THE PROCESS OF WOUND HEALING
Biomaterial implantation is widely used for the healing of wounds in the body. After implantation, two processes start, namely inflammation and wound healing within the body. The wounds recover as a result of complex dynamic processes consisting of a series of stages. The first stage of wound healing, which lasts between 1 to 5 days, is the stage involving the inflammatory response that induces flow of tissue fluids to the wound site, an increase of blood supply, cell and fibroblast proliferation. Second stage, which lasts between 5 and 14 days, is the stage where fibroblastic activity takes place, fibrin&fibronectin formation occur in the wound, collagen formation and deposition is increased, and that wound closure (or narrowing/contraction) begins. The second stage is associated with the third stage after day 14, when the rearrangement and maturation of the fibrous connective tissue of the collagen fibers with cross-linking is observed. In cases where infection, edema (swelling) or fluid discharge is minimal, recovery occurs successfully. Mechanical effects and infection are the main causes of complications in wound healing.
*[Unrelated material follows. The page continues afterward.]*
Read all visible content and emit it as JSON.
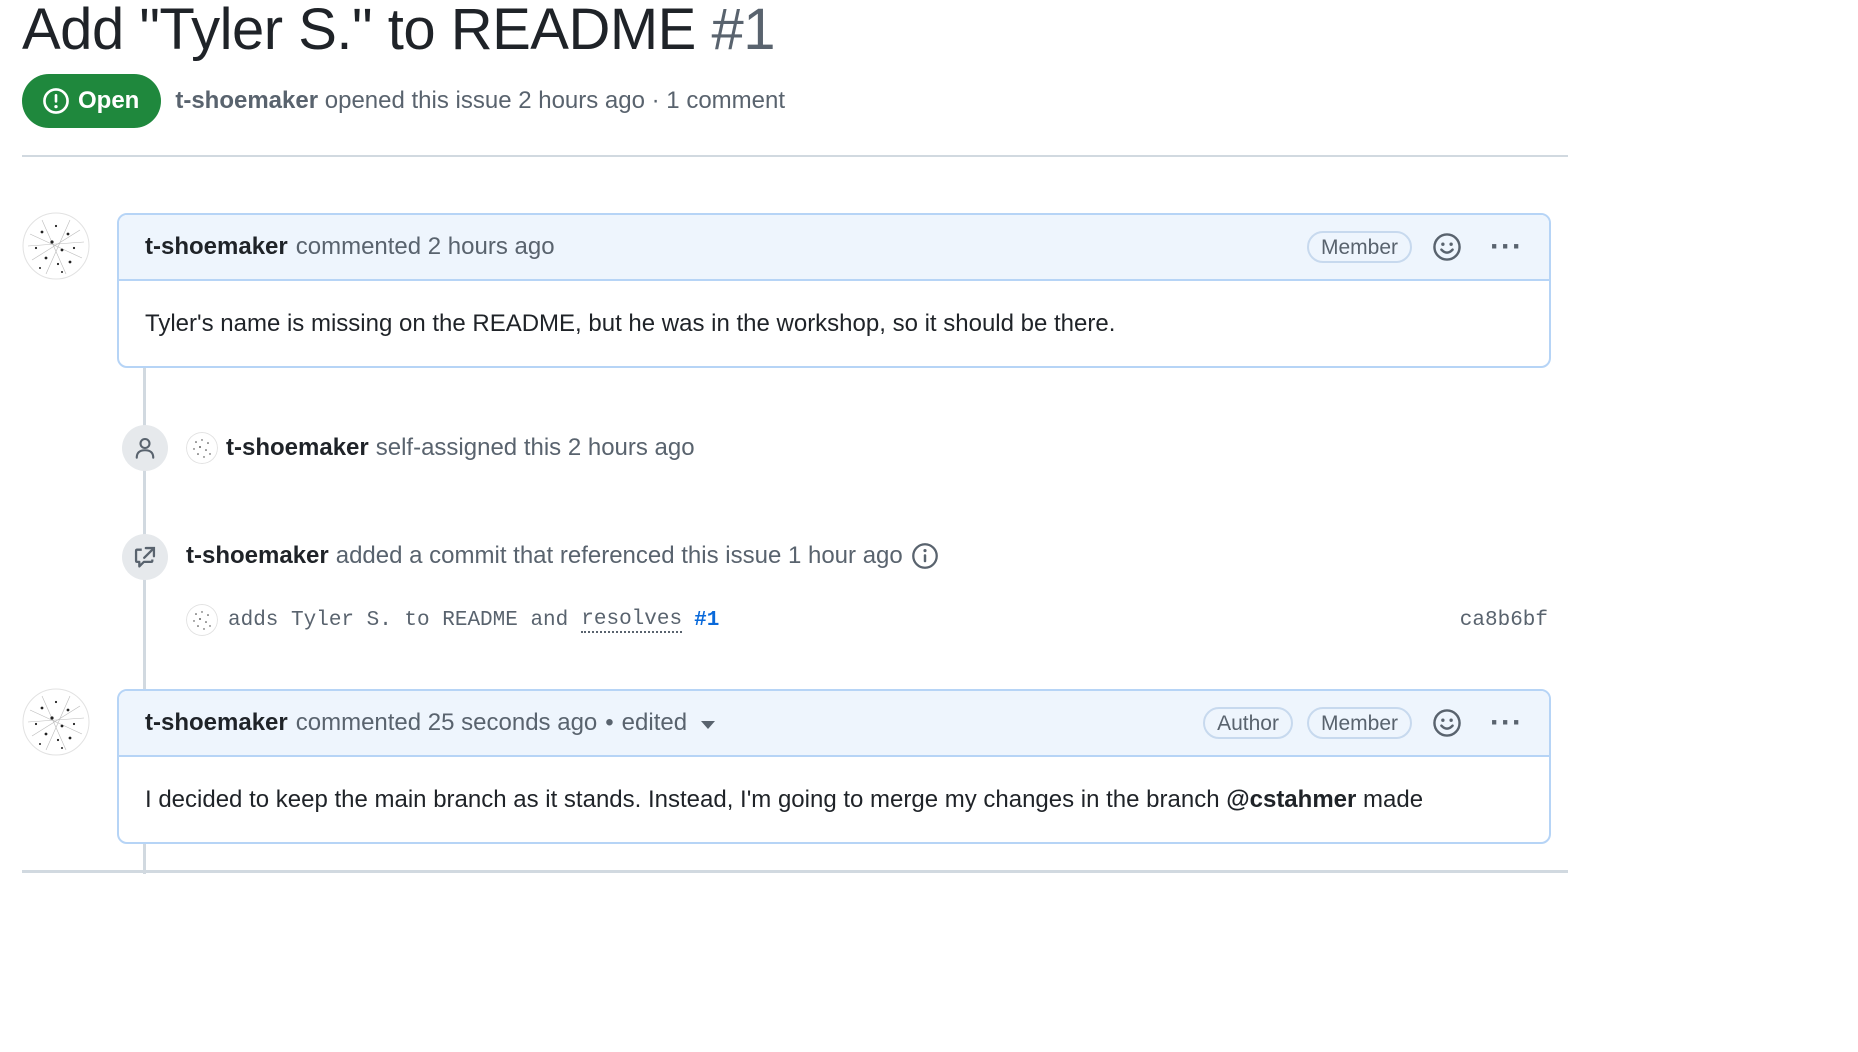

In order to avoid such complications, the selection of biomaterials based on mechanical properties should be done attentively and the products should be sterile.